Norman Latona: The best way to get me is just directly on my cell phone. That number is 205-288-1371, 205-288-1371. And they can always visit our website and run us down that way, and that’s, S-E-P-O-N-D .com. Or call the office 888.830.POND.

Brian Senn: Good stuff, Norman. As always, brother, we appreciate it. We’ve enjoyed our time together and I look forward to talking to you again soon, my friend.

Norman Latona: Yup, same here, Brian. Take care.

Brian Senn: All right, guys, I told you all it was going to be a great show, and it was. I really appreciate Chris with Texas Hunter Products being on here. We all know their product from the hunting industry, know their quality, and it’s good to see them dive into the fishing world and create things that at the end of the day, make it easier for us to catch fish. It’s just got good stuff, man. It’s a lifetime stuff.

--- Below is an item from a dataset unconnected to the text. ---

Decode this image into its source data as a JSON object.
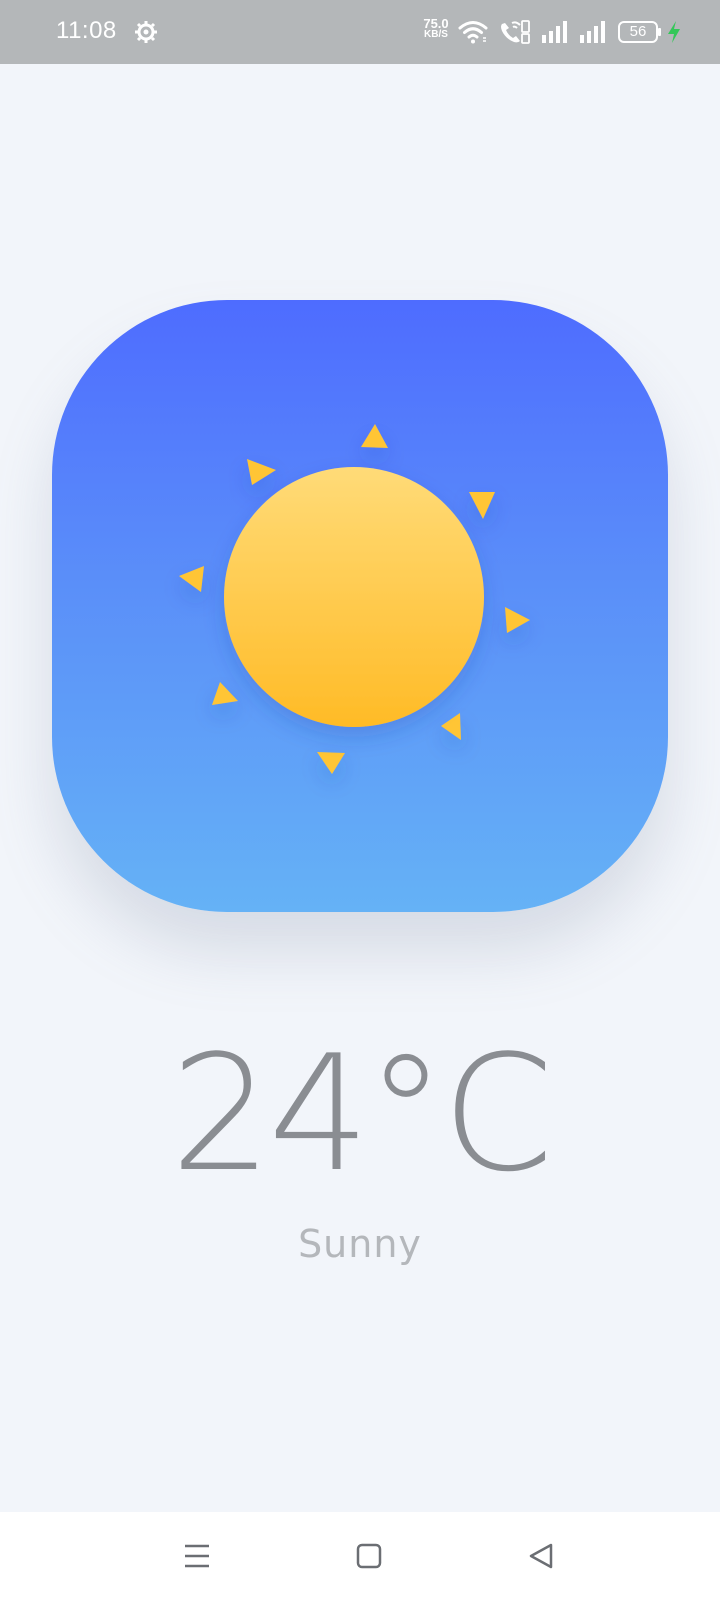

You put it out, forget about it, and move on.

I always love having Norman on. His expertise is as good as anybody in the country. That’s for sure. He knows it and manages a lot of water around our state. And so if you ever have questions, please feel free. And look, man, you’ve heard me say it on here, you don’t have to call Norman just to hire him to do a job for you. If you’ve got a question about your pond, call Norman. He’ll answer the phone and he’ll talk to you about it, and offer all the advice that he can give. So don’t be bashful in reaching out to Norman. That’s all I’m saying.

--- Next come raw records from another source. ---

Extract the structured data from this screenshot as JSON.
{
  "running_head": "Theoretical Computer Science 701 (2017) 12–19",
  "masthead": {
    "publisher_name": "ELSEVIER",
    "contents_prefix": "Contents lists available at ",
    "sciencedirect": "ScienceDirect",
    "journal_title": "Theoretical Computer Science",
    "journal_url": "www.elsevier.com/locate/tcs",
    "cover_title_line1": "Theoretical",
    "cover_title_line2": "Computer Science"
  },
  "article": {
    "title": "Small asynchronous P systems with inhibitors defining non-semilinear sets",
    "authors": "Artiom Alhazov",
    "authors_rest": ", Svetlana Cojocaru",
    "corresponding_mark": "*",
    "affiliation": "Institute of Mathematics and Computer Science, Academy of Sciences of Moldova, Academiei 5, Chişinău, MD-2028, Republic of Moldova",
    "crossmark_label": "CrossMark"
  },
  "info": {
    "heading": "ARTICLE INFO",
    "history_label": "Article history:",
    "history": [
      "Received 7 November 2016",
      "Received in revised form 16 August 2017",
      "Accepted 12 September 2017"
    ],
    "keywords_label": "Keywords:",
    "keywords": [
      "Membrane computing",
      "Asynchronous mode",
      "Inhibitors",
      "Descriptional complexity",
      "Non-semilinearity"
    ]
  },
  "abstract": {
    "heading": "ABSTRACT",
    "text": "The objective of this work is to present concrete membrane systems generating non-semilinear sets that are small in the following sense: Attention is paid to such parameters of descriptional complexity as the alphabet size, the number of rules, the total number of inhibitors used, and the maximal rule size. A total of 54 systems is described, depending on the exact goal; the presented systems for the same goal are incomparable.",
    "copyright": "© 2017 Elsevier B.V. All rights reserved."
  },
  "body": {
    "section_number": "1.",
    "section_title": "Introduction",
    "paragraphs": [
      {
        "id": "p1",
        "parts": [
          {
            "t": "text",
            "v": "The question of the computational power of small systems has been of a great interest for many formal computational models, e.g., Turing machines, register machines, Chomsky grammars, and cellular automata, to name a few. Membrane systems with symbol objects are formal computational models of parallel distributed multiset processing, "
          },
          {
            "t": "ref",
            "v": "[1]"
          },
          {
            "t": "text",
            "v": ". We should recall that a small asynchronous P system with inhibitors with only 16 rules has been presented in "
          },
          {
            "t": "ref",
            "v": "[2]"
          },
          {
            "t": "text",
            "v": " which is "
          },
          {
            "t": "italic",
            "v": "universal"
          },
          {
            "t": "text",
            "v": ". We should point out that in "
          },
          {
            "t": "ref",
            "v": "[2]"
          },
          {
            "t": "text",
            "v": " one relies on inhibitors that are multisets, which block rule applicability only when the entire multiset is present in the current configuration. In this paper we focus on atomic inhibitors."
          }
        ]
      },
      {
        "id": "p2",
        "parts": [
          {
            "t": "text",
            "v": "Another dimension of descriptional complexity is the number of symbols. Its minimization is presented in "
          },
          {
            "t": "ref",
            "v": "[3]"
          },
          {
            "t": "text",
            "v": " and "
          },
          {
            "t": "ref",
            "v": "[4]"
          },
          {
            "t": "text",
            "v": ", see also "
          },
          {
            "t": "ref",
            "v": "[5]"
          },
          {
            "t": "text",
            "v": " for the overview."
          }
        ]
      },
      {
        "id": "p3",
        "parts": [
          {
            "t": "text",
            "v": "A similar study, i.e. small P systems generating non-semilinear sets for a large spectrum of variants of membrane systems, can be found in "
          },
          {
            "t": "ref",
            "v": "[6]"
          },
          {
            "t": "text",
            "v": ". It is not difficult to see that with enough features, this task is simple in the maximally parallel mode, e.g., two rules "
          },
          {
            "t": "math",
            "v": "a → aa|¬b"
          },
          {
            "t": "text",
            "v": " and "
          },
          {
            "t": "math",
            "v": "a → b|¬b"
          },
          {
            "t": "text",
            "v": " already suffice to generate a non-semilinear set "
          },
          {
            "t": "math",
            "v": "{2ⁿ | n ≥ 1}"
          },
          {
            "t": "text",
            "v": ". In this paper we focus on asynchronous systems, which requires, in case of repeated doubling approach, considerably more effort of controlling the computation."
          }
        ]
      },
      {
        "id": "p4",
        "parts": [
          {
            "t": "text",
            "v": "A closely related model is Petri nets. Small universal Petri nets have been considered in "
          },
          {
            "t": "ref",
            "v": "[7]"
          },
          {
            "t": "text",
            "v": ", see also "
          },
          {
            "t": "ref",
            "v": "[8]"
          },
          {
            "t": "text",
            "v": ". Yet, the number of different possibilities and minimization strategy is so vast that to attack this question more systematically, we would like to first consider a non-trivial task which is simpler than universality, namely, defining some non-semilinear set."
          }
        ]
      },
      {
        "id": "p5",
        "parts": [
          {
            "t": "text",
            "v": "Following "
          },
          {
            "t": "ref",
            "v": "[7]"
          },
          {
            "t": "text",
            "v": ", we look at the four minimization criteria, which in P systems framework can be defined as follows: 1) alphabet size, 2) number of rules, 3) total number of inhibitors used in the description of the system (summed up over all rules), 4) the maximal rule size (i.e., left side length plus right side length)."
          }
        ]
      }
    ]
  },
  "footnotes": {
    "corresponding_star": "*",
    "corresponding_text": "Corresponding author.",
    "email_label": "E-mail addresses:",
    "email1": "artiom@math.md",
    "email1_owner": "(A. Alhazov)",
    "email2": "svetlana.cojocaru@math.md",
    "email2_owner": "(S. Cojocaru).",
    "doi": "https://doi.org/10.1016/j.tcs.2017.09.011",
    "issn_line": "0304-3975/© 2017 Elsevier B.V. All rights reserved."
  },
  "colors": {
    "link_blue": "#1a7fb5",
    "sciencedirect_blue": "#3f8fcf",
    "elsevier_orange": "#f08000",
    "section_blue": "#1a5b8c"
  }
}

Anyway, folks, that is going to wrap up the show for this week. If you’re enjoying the podcast, please take a minute to subscribe, rate, and review us wherever you listen to the podcast. And if you’d like us to email you the podcast, just text the word “fishing” to 314-665-1767 and we will email you the show each and every week. Stay safe on the water, guys. Look forward to talk with you all again soon.


If you missed Part 1, read it hereIf you missed Part 2, read it here.

For information on purchasing Texas Angler Fish Habitat products, Texas Hunter Feeders and Lake Management Services in general, contact Southeastern Pond Management at or call 888.830.POND (7663).

For general information on Texas Hunter Products’ new Texas Angler Fish Habitat products and to watch the video or find a Lake Management dealer near you, visit